INSTRUCTIONS TO FOLLOW ->
When you retype the records that follow, keep each word as it is and drop any pictures.

THE DATA ->
━━━━━━━━━━━━━━━━
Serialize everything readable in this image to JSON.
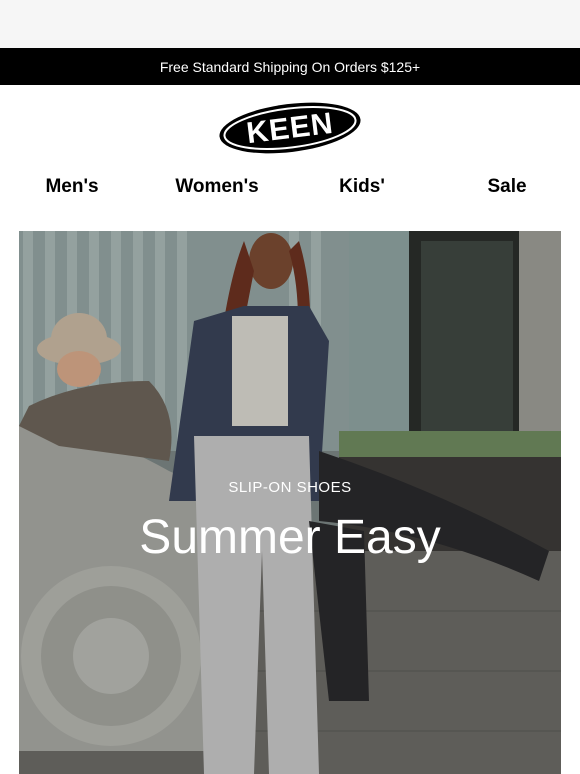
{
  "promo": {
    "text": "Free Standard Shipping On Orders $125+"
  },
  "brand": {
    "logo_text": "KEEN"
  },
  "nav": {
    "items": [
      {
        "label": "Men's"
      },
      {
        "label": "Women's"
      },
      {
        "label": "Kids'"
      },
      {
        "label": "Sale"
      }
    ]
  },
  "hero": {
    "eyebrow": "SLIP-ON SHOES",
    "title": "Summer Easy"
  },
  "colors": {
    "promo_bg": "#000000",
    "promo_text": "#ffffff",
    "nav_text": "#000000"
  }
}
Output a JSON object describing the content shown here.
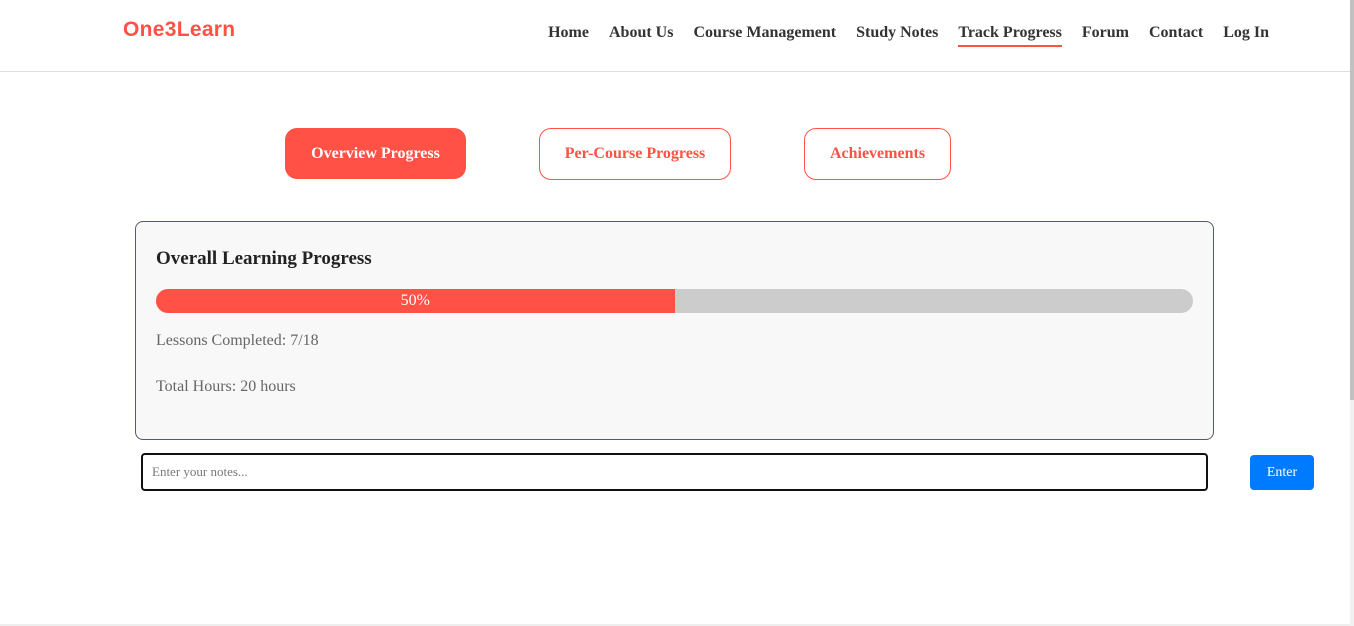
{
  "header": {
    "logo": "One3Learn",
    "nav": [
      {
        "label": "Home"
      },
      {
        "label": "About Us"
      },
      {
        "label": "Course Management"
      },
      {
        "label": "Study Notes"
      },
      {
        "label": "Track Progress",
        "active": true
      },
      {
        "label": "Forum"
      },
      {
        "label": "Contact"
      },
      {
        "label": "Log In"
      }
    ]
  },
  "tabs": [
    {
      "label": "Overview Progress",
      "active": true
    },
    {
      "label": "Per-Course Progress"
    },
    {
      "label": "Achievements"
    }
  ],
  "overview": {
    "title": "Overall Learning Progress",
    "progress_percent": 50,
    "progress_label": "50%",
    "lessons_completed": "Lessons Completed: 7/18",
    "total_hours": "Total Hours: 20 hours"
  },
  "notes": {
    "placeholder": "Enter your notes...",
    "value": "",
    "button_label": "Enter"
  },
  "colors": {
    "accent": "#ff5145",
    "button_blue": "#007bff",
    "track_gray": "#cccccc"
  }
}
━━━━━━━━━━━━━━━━
YOUR RESPONSE ->
Serialize everything readable in this image to JSON.
{
  "promo": {
    "text": "Free Standard Shipping On Orders $125+"
  },
  "brand": {
    "logo_text": "KEEN"
  },
  "nav": {
    "items": [
      {
        "label": "Men's"
      },
      {
        "label": "Women's"
      },
      {
        "label": "Kids'"
      },
      {
        "label": "Sale"
      }
    ]
  },
  "hero": {
    "eyebrow": "SLIP-ON SHOES",
    "title": "Summer Easy"
  },
  "colors": {
    "promo_bg": "#000000",
    "promo_text": "#ffffff",
    "nav_text": "#000000"
  }
}
Output a JSON object describing the content shown here.
{
  "header": {
    "logo": "One3Learn",
    "nav": [
      {
        "label": "Home"
      },
      {
        "label": "About Us"
      },
      {
        "label": "Course Management"
      },
      {
        "label": "Study Notes"
      },
      {
        "label": "Track Progress",
        "active": true
      },
      {
        "label": "Forum"
      },
      {
        "label": "Contact"
      },
      {
        "label": "Log In"
      }
    ]
  },
  "tabs": [
    {
      "label": "Overview Progress",
      "active": true
    },
    {
      "label": "Per-Course Progress"
    },
    {
      "label": "Achievements"
    }
  ],
  "overview": {
    "title": "Overall Learning Progress",
    "progress_percent": 50,
    "progress_label": "50%",
    "lessons_completed": "Lessons Completed: 7/18",
    "total_hours": "Total Hours: 20 hours"
  },
  "notes": {
    "placeholder": "Enter your notes...",
    "value": "",
    "button_label": "Enter"
  },
  "colors": {
    "accent": "#ff5145",
    "button_blue": "#007bff",
    "track_gray": "#cccccc"
  }
}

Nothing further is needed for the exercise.